Why you should take a break from work every seven years

Life is short and we spend six months of it waiting in line. Take the leap now, says Natalie Campbell.

by Natalie Campbell
Last Updated: 07 Jul 2015

Life is comparatively short. A bleak start to this article, but it’s a fact that is important to put out there up front.

We spend a large portion of our lives working. We then spend a good chunk sleeping, eating, travelling (to work), waiting (for things to do with work). Then what time is left is ours for living and enjoying ourselves. Now, I know lots of you reading this will be thinking, ‘but I love my job’ or ‘my work feels like play’. If you’re in this happy work realm then good for you.

For the other 98%, life is short - so it’s worth figuring out how to make the most of the time you have while at work and building your career. Even so, employees and entrepreneurs alike, everyone needs a break. And could it be that the longer the break, the better the return?

Maybe, just maybe. I run my own business, but heck even I have days when anything else feels better than what I’m doing right now. So what to do?

One of my messages to the audience at the MT Live conference in Edinburgh today was this: close your business or retire once every seven years.

I can feel the collective chorus of ‘impossible’ being sent my way as each of you immediately come up with questions and reasons as to why you can’t do that.

‘Who will pay the bills?’, ‘The kids need new clothes every week and there’s that trip to pay for’, ‘How will I survive with no income for a year?’, ‘Living costs are so expensive I won’t be able to do anything in the year off’, ‘What will people think?’, ‘What will I do for a year?’

Here are more facts for you (if they are incorrect blame Google). You spend about 26 years sleeping. Six months waiting in line. Nearly 100,000 hours working (assuming you start at 20 and finish at 65 and only work 40-hours per week). 90% of your time if you work an office job or drive for work is spent indoors. You spend 11 years in front of the TV.

Sadly most people only spend about 14 days kissing and 115 days laughing.

Given these stats, is it impossible to think that one year out per seven years will change much aside from making us happier and able to put more into our work when we return. I have a Calvinist work ethic - work hard and work until you have nothing more to give. But I also hang with the Buddhists. It’s about yin and yang - take time out so you can give everything you’ve got when you’re working, not a half-assed attempt for 40-plus years save a holiday here and there.

I honestly believe if we knew we had breaks in our working lives we’d think more wisely about how we spend our money, who we spend it with, and so on. I know so many people that work to shop away their blues, or spend all of their spare income on activities that help them feel more alive. Either way, working or not they never have any money left at the end of the month.
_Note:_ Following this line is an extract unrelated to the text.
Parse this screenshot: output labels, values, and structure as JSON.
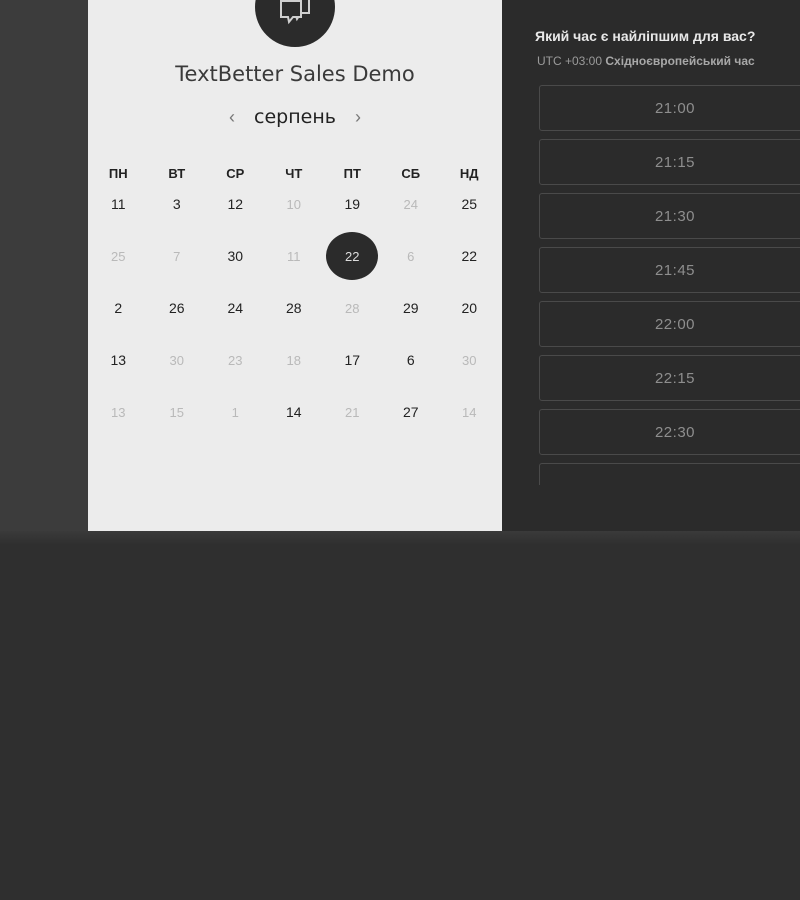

But back to the topic at hand – take out some of that time you’re spending waiting on the phone or travelling to do an imaginary plan of how you’d fund a year out. Once you have a rough idea, what would you spend the time doing? Who would you spend the time with? How would you communicate it to clients and your staff or boss? For inspiration read The Four Hour Work Week by Tim Ferris or watch this much quoted talk by the idea’s inventor Stefan Sagmeister.

Once you’ve finished, if it’s even close to possible, why not give it a try? We can all be enterprising when we want to be. And life is short after all.

If you missed A Very Good Company founder Natalie Campbell at MT Live Edinburgh, catch her in Birmingham on March 18. Check out the programme and get 25% off tickets here.

Find this article useful?

Get more great articles like this in your inbox every lunchtime

The art of leadership: From Marcus Aurelius to Martin Luther King

Transformational, visionary, servant… enough is enough.

Lockdown stress: 12 leaders share practical coping tips

In hard times, it's far too easy for the boss to forget to look after...

Don’t just complain about uncertainty, find the tools to navigate it

Traditional in-person research methods won’t work right now, but that’s no excuse for a wait-and-see...

How well have CEOs performed during the coronavirus pandemic?

A new survey offers a glimpse into what their staff think.

Why women leaders are excelling during the coronavirus pandemic

There is a link between female leaders and successful responses to COVID-19.

Why your employees don’t speak up

Research: Half of workers don’t feel comfortable to express concerns - and it’s usually because...